--- Description of the task ---
From the entries that follow, gather each line holding the word "JSON".

--- Material for the task ---
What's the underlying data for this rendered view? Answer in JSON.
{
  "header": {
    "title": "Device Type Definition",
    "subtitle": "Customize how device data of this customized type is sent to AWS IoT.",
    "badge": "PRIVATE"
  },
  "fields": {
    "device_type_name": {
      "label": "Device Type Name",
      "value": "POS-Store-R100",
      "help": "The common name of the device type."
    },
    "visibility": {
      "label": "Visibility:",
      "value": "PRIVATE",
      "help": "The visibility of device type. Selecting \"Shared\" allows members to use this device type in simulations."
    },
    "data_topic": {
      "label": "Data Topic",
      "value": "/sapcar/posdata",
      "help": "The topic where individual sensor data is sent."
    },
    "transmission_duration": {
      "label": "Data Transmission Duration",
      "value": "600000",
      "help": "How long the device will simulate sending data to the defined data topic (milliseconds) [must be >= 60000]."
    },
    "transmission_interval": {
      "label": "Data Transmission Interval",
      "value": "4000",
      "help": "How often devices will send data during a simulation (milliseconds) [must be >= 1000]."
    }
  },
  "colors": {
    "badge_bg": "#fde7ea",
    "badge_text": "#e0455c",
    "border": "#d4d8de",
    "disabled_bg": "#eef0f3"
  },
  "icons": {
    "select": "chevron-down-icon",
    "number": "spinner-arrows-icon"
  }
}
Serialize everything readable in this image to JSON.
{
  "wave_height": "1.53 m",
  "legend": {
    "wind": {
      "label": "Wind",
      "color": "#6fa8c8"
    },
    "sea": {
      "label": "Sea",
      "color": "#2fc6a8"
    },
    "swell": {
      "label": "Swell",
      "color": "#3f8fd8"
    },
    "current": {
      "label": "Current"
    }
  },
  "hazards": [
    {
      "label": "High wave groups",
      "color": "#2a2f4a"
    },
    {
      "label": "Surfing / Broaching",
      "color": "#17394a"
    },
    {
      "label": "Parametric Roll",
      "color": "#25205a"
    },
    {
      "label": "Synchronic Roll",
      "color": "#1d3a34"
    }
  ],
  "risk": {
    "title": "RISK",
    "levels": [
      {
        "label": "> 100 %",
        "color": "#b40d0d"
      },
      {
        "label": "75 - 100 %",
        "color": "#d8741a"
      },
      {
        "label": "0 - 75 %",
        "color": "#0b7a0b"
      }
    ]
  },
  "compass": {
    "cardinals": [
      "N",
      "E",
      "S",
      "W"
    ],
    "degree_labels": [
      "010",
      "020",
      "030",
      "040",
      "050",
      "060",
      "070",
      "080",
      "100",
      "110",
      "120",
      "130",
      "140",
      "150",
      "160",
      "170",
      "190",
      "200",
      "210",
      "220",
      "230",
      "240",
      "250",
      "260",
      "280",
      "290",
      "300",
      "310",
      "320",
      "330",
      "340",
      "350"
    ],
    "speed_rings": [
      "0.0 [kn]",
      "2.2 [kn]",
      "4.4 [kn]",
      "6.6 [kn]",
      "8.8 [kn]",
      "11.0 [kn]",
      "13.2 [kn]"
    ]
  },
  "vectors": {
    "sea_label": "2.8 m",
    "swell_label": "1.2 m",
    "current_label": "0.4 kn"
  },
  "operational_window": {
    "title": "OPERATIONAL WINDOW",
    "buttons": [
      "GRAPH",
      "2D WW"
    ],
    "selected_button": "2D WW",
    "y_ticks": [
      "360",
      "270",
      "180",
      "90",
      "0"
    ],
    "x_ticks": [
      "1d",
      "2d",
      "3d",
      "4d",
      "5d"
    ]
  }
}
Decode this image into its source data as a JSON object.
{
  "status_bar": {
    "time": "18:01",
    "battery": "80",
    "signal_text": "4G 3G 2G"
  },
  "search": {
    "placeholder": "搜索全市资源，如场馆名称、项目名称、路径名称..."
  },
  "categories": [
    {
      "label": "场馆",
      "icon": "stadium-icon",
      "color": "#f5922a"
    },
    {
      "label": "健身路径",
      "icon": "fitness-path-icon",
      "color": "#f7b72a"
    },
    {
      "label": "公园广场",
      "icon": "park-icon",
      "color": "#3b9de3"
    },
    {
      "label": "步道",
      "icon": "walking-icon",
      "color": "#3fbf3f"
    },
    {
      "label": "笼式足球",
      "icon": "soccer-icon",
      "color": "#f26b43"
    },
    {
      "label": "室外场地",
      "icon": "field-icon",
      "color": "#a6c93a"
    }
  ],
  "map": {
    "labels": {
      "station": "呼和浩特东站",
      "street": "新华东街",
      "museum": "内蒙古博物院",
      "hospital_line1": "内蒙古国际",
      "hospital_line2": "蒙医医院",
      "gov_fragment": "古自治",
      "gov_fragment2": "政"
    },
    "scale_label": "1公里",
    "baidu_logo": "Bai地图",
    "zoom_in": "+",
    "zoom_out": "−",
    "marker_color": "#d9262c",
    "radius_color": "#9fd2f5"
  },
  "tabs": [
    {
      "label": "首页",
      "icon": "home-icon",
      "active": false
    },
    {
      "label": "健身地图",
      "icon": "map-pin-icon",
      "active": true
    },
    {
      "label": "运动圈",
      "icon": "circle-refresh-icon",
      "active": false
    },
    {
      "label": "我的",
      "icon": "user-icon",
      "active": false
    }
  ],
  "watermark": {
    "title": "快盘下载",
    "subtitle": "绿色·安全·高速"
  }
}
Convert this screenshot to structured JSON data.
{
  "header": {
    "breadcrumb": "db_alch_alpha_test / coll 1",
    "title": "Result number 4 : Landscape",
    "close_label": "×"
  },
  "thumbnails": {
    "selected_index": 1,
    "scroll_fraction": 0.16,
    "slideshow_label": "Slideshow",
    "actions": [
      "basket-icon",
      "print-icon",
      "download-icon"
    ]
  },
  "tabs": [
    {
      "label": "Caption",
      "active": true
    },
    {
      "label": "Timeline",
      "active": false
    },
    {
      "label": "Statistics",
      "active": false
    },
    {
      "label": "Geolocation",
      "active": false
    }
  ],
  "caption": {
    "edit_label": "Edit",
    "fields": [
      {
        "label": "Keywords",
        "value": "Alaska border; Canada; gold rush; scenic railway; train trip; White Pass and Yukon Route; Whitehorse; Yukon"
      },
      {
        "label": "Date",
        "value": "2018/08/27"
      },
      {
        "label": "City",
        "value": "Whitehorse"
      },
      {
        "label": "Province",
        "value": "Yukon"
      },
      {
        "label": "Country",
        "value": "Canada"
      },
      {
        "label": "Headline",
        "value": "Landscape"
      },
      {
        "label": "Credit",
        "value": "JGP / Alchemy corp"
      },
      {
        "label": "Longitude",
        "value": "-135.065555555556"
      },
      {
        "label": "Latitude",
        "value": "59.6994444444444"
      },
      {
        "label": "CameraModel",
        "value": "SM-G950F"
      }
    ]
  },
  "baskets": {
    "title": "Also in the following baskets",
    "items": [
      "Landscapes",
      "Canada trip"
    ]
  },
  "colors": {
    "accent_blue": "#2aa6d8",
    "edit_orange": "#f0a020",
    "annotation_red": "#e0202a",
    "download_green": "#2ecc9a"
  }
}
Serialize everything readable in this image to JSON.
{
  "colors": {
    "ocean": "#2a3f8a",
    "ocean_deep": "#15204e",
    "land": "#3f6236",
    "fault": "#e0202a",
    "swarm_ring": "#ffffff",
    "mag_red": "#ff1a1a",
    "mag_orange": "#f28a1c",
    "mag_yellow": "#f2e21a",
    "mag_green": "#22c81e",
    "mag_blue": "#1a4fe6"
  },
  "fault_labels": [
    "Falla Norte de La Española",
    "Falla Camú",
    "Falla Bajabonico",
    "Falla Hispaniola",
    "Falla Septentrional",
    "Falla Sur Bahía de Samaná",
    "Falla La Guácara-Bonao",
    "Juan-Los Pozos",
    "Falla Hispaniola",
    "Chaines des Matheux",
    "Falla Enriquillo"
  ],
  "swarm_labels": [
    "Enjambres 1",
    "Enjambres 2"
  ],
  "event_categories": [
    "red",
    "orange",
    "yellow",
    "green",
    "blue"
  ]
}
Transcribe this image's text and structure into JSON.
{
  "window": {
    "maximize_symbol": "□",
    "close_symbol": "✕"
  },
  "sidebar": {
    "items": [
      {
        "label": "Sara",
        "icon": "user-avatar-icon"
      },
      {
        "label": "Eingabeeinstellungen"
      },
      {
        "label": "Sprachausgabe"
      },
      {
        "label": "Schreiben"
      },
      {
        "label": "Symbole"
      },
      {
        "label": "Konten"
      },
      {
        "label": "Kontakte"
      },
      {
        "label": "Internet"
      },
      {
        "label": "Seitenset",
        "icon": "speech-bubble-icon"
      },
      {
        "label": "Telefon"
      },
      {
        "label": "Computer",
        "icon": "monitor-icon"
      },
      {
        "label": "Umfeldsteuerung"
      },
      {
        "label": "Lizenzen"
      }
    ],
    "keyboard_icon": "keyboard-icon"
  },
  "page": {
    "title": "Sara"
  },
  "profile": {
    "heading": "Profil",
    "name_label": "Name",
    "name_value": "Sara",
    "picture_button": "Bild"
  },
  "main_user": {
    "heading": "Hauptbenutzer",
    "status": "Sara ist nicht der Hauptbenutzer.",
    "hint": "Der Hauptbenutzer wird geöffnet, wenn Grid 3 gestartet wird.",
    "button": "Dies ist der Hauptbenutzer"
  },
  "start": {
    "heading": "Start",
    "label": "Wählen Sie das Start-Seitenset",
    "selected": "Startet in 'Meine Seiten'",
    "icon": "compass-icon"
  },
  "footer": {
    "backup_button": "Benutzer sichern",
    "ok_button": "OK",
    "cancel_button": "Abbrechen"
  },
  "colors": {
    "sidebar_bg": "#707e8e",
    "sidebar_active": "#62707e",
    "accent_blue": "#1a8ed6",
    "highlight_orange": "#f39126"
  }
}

--- Output below ---
What's the underlying data for this rendered view? Answer in JSON.
Serialize everything readable in this image to JSON.
Decode this image into its source data as a JSON object.
Convert this screenshot to structured JSON data.
Serialize everything readable in this image to JSON.
Transcribe this image's text and structure into JSON.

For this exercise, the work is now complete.